### YOUR GOAL
The lines to be copied are those below that contain "title".

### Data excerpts
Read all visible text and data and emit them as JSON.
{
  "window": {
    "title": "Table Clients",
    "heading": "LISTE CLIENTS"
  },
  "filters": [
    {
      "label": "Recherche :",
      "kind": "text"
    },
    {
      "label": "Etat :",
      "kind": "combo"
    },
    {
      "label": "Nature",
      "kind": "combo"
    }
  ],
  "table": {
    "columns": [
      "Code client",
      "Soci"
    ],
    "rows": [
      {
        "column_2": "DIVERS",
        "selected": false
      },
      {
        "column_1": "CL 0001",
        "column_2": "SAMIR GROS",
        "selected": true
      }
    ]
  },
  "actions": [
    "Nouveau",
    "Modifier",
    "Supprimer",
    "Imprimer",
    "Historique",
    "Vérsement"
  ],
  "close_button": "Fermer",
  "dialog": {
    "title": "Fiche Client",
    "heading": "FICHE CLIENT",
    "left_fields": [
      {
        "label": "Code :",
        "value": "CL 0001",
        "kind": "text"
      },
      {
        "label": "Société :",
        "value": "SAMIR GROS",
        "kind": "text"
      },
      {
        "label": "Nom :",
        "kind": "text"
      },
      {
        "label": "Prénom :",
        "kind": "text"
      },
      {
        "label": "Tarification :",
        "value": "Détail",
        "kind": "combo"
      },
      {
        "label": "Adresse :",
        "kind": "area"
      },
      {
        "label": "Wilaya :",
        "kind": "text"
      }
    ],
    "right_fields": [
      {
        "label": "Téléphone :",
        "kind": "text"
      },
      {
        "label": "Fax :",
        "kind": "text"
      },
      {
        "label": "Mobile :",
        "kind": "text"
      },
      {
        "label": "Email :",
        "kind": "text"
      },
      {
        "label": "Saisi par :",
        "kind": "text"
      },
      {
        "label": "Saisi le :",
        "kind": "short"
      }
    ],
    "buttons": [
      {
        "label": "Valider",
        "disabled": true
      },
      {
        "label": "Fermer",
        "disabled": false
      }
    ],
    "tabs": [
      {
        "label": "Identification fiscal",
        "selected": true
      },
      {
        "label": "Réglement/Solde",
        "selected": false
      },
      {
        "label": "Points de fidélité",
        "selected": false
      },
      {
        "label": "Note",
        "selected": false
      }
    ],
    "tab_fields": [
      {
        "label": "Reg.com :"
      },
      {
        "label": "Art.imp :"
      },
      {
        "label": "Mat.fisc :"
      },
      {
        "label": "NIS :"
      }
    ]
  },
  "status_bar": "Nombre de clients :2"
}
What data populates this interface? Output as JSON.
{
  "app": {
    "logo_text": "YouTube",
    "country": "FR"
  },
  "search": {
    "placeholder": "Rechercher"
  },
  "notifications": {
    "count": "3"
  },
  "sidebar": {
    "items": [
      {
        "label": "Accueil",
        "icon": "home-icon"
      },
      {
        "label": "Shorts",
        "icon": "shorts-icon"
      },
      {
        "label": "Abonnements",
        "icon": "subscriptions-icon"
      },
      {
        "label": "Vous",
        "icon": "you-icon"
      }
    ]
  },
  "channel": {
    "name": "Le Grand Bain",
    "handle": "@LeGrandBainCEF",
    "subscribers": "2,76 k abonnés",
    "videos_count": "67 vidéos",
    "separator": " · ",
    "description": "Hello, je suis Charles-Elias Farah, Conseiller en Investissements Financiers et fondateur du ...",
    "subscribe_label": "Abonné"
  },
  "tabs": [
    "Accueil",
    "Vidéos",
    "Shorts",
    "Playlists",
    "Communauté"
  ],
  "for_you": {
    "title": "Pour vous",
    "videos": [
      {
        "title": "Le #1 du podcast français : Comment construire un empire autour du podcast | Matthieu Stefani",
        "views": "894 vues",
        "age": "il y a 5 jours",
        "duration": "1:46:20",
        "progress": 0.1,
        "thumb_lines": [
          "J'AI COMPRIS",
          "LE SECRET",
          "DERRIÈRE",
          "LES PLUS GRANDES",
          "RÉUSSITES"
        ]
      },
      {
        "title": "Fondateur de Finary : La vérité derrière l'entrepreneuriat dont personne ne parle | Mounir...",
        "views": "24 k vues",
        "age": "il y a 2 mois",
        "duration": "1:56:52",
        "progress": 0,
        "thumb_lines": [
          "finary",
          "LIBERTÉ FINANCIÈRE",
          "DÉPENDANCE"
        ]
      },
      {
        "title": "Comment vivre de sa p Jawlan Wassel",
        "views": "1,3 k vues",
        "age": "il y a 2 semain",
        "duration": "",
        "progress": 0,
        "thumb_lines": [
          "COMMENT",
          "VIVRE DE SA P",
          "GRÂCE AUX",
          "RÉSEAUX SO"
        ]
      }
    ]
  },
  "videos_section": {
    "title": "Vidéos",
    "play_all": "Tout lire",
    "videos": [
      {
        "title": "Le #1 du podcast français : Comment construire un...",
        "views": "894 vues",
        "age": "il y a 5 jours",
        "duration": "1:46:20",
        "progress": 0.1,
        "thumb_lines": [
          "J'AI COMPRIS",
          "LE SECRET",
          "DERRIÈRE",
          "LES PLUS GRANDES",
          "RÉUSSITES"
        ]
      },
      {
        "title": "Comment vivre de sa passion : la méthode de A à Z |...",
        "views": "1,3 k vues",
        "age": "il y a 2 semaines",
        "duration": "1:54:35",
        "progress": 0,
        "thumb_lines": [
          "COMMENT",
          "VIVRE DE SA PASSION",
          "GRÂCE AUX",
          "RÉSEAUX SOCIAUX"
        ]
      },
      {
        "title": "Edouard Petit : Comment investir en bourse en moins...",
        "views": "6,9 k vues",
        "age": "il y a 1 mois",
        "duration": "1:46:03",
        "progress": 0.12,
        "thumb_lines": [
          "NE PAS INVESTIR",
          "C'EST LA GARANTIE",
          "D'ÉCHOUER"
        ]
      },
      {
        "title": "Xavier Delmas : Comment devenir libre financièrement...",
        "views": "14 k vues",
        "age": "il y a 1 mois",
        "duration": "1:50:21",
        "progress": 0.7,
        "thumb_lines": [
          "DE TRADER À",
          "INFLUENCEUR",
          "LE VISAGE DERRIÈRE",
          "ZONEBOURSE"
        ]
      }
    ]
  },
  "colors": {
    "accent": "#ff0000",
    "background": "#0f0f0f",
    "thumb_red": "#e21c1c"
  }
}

### COMPLETED EXERCISE
    "title": "Table Clients",
    "title": "Fiche Client",
    "title": "Pour vous",
        "title": "Le #1 du podcast français : Comment construire un empire autour du podcast | Matthieu Stefani",
        "title": "Fondateur de Finary : La vérité derrière l'entrepreneuriat dont personne ne parle | Mounir...",
        "title": "Comment vivre de sa p Jawlan Wassel",
    "title": "Vidéos",
        "title": "Le #1 du podcast français : Comment construire un...",
        "title": "Comment vivre de sa passion : la méthode de A à Z |...",
        "title": "Edouard Petit : Comment investir en bourse en moins...",
        "title": "Xavier Delmas : Comment devenir libre financièrement...",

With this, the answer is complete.